On my own house, I changed the layout of the interior once before SuperG and I had even gotten the interior sheathing up, because my needs had changed already (I hadn’t planned before on the constant company of four children and their attention to the house I brought with me). Now that I have a husband with a dog, both whom I’d like to have living full-time in the little house with me, and that husband has a full-time job and a love of showering as part of his necessary wake-up routine, my needs have changed again. I never planned for a shower in the little house, but my goal has now morphed from parking it somewhere on the cheap, to finding permanent land for it, so that I can satisfy my unforeseen needs with a few outbuildings (bicycle storage, bathing, an outdoor kitchen, etc.) and leave the design of the main house as it is.
Capital-A works at a job he cares about and I work with children that I care very much about too. My life has changed a lot since my early know-nothing 20s, and yet I remain the same person – and I’m still seeking a way to live more of my life with the people I love, and less working for money and the accompanying stuff that goes with that. Because the apartment we rent is dark and architecturally not my style, I’ve spent a lot of money on furnishings and eye candy that I never had when I was living more simply. I still have a need for the space I live in to be beautiful and comfortable, and when we’re both working for most of the week, it just takes a lot more money to do that. It wasn’t practical to move us both into an unfinished tiny house on a trailer and continue our work lives as-is, so for the last year, the finishing of the little house has been on the back burner.
It’s winter as I write this, and my energy has historically been turned inward during fall and winter, while spring seems to energize me for starting fresh and taking on new projects. I’ve had a year now to settle into my new life as newlywed, as a person with near-normal energy levels (for the first time in a decade), and as someone who enjoys some professional satisfaction in the context of my work for the first time in my life (I have a part time job at a preschool, and my shift ends in time for me to get to enjoy the company of my nephews after school now while my sister is at work).
I still can’t help looking at small homes and converted trailers and fabulous tents on the internets. There are so many amazing ideas out there, and so many inspired artists who made these spaces, and so much is great about all of them, it is hard sometimes for me to distill all that I’ve seen and been inspired by down into one 8’ x 20’ space, and finish that space and make it mine.

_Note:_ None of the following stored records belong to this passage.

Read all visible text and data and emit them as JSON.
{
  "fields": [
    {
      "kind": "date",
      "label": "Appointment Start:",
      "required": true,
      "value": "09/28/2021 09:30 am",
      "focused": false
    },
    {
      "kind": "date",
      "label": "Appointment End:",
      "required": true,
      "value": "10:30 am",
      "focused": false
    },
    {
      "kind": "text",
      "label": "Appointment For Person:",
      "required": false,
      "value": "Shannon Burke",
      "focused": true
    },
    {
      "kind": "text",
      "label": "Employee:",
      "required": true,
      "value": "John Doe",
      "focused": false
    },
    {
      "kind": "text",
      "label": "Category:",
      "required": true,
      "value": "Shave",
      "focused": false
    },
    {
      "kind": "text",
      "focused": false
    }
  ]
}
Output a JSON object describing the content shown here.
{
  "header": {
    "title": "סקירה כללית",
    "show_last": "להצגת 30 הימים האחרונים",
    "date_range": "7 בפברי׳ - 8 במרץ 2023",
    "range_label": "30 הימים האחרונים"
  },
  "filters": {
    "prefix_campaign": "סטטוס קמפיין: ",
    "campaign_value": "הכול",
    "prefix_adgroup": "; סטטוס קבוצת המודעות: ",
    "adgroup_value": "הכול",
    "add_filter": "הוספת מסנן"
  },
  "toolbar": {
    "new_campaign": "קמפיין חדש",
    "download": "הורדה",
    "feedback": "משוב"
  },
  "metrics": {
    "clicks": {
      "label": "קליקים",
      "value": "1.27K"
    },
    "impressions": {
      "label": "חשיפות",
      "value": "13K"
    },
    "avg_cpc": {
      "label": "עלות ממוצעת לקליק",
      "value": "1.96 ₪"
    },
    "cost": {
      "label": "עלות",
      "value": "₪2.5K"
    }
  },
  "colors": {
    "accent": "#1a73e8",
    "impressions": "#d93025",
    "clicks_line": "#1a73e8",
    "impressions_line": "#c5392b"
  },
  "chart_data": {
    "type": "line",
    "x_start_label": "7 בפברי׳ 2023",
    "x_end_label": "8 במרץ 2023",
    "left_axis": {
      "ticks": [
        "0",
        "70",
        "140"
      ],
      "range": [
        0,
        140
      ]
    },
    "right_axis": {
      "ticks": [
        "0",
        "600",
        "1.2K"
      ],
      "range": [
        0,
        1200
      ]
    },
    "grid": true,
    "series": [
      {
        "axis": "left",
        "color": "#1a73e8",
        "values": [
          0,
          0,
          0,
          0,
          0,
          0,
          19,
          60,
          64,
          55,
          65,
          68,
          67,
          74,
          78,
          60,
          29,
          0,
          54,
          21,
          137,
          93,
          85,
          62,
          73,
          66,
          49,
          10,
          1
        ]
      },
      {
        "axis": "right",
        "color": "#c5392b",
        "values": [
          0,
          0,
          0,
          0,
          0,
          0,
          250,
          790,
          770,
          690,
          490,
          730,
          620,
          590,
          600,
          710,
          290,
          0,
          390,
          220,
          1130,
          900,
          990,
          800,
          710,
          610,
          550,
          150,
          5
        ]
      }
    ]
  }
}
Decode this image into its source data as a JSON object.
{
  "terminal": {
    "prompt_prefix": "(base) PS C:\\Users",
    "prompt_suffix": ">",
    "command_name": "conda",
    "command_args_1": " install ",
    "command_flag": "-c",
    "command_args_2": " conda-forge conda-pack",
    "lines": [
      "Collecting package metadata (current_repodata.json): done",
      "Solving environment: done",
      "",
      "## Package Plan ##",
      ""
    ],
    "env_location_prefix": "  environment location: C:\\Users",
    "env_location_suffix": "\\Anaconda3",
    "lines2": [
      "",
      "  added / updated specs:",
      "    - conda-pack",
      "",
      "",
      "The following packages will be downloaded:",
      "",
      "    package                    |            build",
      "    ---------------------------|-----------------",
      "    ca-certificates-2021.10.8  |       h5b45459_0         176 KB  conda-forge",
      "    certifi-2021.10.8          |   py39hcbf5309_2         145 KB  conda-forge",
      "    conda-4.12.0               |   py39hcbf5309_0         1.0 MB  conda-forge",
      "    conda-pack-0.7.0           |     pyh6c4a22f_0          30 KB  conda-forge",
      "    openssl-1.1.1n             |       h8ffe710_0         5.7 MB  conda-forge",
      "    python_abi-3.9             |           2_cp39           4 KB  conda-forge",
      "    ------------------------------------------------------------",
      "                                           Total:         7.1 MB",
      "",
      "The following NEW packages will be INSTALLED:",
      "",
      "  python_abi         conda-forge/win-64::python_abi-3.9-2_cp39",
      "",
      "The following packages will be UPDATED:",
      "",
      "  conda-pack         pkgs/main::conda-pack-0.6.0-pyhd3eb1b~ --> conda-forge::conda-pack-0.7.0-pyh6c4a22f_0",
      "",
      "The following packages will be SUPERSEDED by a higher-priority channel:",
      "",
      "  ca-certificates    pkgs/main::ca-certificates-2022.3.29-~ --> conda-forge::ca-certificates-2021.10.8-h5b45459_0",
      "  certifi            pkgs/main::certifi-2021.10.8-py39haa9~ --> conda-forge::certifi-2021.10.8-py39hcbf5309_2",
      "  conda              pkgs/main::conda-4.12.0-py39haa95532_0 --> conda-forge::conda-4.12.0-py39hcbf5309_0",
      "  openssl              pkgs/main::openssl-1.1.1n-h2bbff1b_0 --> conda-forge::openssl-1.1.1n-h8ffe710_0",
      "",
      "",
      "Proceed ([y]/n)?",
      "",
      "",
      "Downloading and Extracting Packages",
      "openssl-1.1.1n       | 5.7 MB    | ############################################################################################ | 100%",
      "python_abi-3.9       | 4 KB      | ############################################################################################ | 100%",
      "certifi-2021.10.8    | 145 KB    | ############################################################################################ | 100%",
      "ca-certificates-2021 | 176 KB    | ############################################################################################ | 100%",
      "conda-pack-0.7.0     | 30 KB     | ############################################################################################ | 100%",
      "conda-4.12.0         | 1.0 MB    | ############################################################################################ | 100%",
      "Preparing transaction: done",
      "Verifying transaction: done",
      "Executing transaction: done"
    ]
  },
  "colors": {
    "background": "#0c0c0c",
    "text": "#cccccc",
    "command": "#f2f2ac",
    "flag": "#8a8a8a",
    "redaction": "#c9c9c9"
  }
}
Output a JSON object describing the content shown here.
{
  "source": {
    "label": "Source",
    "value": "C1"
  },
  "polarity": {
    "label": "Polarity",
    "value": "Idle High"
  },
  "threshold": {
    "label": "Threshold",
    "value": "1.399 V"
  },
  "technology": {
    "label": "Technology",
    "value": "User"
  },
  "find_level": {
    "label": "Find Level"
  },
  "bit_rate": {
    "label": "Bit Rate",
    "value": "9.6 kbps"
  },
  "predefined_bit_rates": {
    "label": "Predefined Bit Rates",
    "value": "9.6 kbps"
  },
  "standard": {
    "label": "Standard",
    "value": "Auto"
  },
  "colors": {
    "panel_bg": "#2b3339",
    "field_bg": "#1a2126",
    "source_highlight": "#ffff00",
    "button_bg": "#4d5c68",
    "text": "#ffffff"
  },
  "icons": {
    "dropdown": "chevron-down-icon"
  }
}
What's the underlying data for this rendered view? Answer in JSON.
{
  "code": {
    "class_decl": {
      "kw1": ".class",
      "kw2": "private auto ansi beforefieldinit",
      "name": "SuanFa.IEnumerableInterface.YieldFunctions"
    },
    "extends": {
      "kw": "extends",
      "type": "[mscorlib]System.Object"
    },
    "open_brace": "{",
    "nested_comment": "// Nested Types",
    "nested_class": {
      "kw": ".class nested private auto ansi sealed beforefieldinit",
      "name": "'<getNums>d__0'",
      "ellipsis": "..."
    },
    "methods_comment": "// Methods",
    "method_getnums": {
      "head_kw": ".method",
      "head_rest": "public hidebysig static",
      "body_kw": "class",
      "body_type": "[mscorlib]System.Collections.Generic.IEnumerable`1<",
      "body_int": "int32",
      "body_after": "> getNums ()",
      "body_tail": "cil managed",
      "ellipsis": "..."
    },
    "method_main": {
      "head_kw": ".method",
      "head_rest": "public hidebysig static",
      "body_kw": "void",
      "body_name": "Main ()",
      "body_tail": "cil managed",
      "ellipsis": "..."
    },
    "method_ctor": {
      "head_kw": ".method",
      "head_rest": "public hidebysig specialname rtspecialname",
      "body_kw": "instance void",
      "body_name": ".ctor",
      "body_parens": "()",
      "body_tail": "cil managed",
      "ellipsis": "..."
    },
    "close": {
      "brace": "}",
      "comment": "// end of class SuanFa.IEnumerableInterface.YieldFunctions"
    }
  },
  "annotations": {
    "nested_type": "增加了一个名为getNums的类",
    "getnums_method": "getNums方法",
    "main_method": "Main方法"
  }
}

This coming year will be the year. I have to say that if I want it to come true.
Thanks for reading. Please feel free to share experiences of living small with me by email; I love the idea of building a community of like-minded people here in Portland.